We’ve seen no end of public officials opining on the importance of limiting the Second Amendment rights of Americans in the aftermath of spree shootings in Parkland, Florida and Santa Fe, Texas. But in this case, the public official in question is Houston Chief of Police Art Acevedo, an appointee who’s gone out of his way to make his anti-gun agenda known. A quick search of his history on gun rights — or, more accurately, his desire to see them restricted — takes you back to his time as the Austin Police Chief.
I remember vividly when he first talked about restricting people’s guns right and thinking to myself, why would someone in his position make those comments? Why would someone whose job is to uphold the law feel it’s in his job description to advocate for the infringement of the civil liberties of those who live in his town?
I heard his comments then and I’m hearing more of the same now. A leopard really can’t change his anti-gun spots. In this case, the pattern of those spots shows that the Chief doesn’t believe that the citizenry is responsible enough to own, let alone carry firearms. Rhetoric such as his says to the majority we need the government, and in this case the Chief, to step in and help us manage our lives.
Just Be Professional
As a civil servant who’s in charge of public safety, I don’t need to be lectured on his personal views of my civil rights. There’s a fine line between being professional and pushing your own personal agenda.
And if you are going to speak out as Chief Acevedo has, at least have the decency to be transparent about your motives. When you do so at the helm of a big city police department, it implies you have the support and permission of the department to speak on their behalf.
Calling a Spade a Spade
Since the Santa Fe shooting Chief Acevedo’s message has taken on an even sharper tone. Are there gun owners who are negligent? Of course. But should the shortcomings of the few outweigh the rights of the many? No. That’s something we can never allow.
Like I was saying, blah, blah, blah. Stop misrepresenting &/or lying about my views. Your action is leading to harassment by your minions. You may just make testing the limits of your dishonesty & cyber bullying worthwhile in Court. Many top-notch firms would do so pro-bono. pic.twitter.com/KirUT42u5P
— Chief Art Acevedo (@ArtAcevedo) May 23, 2018
NRA spokeswoman Dana Loesch asked Acevedo to appear on her show to have a conversation on the subject. The anti-gun side always claims they want to have a civilized conversation about “gun violence.”
Besides, it’s important that they be given an opportunity to be honest in public, to go on record. Let the public know exactly what they think and would like to happen if they got their way…then vote accordingly.

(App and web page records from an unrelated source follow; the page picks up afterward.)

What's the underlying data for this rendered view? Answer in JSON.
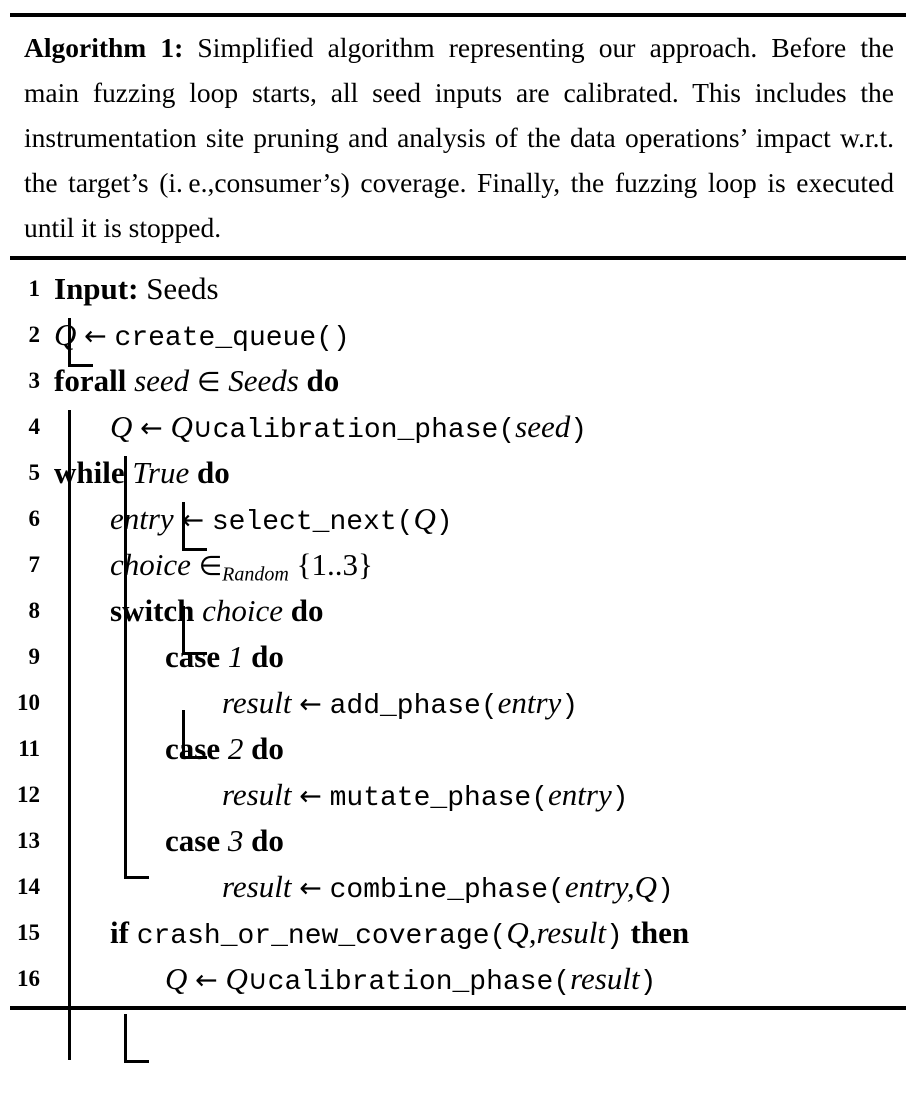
{
  "caption": {
    "label": "Algorithm 1:",
    "text": " Simplified algorithm representing our ap­proach. Before the main fuzzing loop starts, all seed inputs are calibrated. This includes the instrumentation site prun­ing and analysis of the data operations’ impact w.r.t. the target’s (i. e.,consumer’s) coverage. Finally, the fuzzing loop is executed until it is stopped."
  },
  "lines": {
    "n1": "1",
    "n2": "2",
    "n3": "3",
    "n4": "4",
    "n5": "5",
    "n6": "6",
    "n7": "7",
    "n8": "8",
    "n9": "9",
    "n10": "10",
    "n11": "11",
    "n12": "12",
    "n13": "13",
    "n14": "14",
    "n15": "15",
    "n16": "16"
  },
  "code": {
    "l1_kw": "Input:",
    "l1_arg": "Seeds",
    "l2_lhs": "Q",
    "l2_arrow": "←",
    "l2_fn": "create_queue()",
    "l3_kw": "forall",
    "l3_var": "seed",
    "l3_in": "∈",
    "l3_set": "Seeds",
    "l3_do": "do",
    "l4_lhs": "Q",
    "l4_arrow": "←",
    "l4_q": "Q",
    "l4_cup": "∪",
    "l4_fn": "calibration_phase(",
    "l4_arg": "seed",
    "l4_close": ")",
    "l5_kw": "while",
    "l5_cond": "True",
    "l5_do": "do",
    "l6_lhs": "entry",
    "l6_arrow": "←",
    "l6_fn": "select_next(",
    "l6_arg": "Q",
    "l6_close": ")",
    "l7_lhs": "choice",
    "l7_in": "∈",
    "l7_sub": "Random",
    "l7_set": "{1..3}",
    "l8_kw": "switch",
    "l8_var": "choice",
    "l8_do": "do",
    "l9_kw": "case",
    "l9_val": "1",
    "l9_do": "do",
    "l10_lhs": "result",
    "l10_arrow": "←",
    "l10_fn": "add_phase(",
    "l10_arg": "entry",
    "l10_close": ")",
    "l11_kw": "case",
    "l11_val": "2",
    "l11_do": "do",
    "l12_lhs": "result",
    "l12_arrow": "←",
    "l12_fn": "mutate_phase(",
    "l12_arg": "entry",
    "l12_close": ")",
    "l13_kw": "case",
    "l13_val": "3",
    "l13_do": "do",
    "l14_lhs": "result",
    "l14_arrow": "←",
    "l14_fn": "combine_phase(",
    "l14_arg1": "entry",
    "l14_comma": ",",
    "l14_arg2": "Q",
    "l14_close": ")",
    "l15_kw": "if",
    "l15_fn": "crash_or_new_coverage(",
    "l15_arg1": "Q",
    "l15_comma": ",",
    "l15_arg2": "result",
    "l15_close": ")",
    "l15_then": "then",
    "l16_lhs": "Q",
    "l16_arrow": "←",
    "l16_q": "Q",
    "l16_cup": "∪",
    "l16_fn": "calibration_phase(",
    "l16_arg": "result",
    "l16_close": ")"
  }
}
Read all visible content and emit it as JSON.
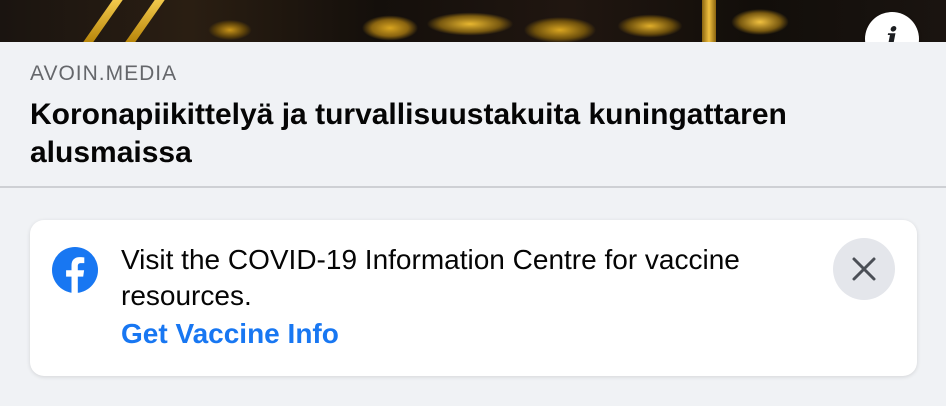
{
  "hero": {
    "info_icon": "info-icon",
    "info_glyph": "i"
  },
  "link_preview": {
    "source": "AVOIN.MEDIA",
    "headline": "Koronapiikittelyä ja turvallisuustakuita kuningattaren alusmaissa"
  },
  "covid_card": {
    "icon": "facebook-icon",
    "message": "Visit the COVID-19 Information Centre for vaccine resources.",
    "link_label": "Get Vaccine Info",
    "close_icon": "close-icon"
  },
  "colors": {
    "accent": "#1877f2",
    "background": "#f0f2f5",
    "card": "#ffffff",
    "secondary_text": "#65676b",
    "close_bg": "#e4e6eb"
  }
}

Lastly, I will not respond any further to you on any platform outside of a legal process. Be on notice that we will be watching and will do our talking in a court of Law if the need arises. Good day. https://t.co/xGKhMfaDqq
— Chief Art Acevedo (@ArtAcevedo) May 23, 2018
But after Acevedo refused to appear, the back and forth between them on Twitter devolved into Acevedo threatening Loesch with legal action and promising to have her watched. Quite an example.
It’s Not About the Guns
The bottom line is Chief Acevedo has no business using his department’s good name to further his own personal political agenda, let alone to threaten those who question his views. When he wears a uniform, stands in front of cameras wearing the uniform and pontificates, it’s implied that he’s speaking on behalf of the department he represents.
Let’s be clear, laws against almost everything the recent spree shooters did already exist. Enacting more of them — something that would only affect law-abiding gun owners — would not have prevented these horrific acts. Not even revoking an entire nation’s civil liberties would have prevented them. But that’s not really what’s important to Chief Acevedo. For him, it’s not about the guns. It’s about control.
Until we’re ready to have a serious conversation about how to make schools more secure and students safer, I see Chief Acevedo’s pronouncements for what they are…advocacy for gun confiscation. We need real leaders who are willing to talk about real issues such as social decay, mental health and the failures of our public schools. Somehow I don’t expect to hear the Chief address any of those topics.
Jeff Gonzales is a former US. Navy SEAL and preeminent weapons and tactics instructor. He brings his Naval Special Warfare mindset, operational success and lessons learned unapologetically to the world at large. Currently he is the Director of Training at The Range at Austin. Learn more about his passion and what he does at therangeuastin.com.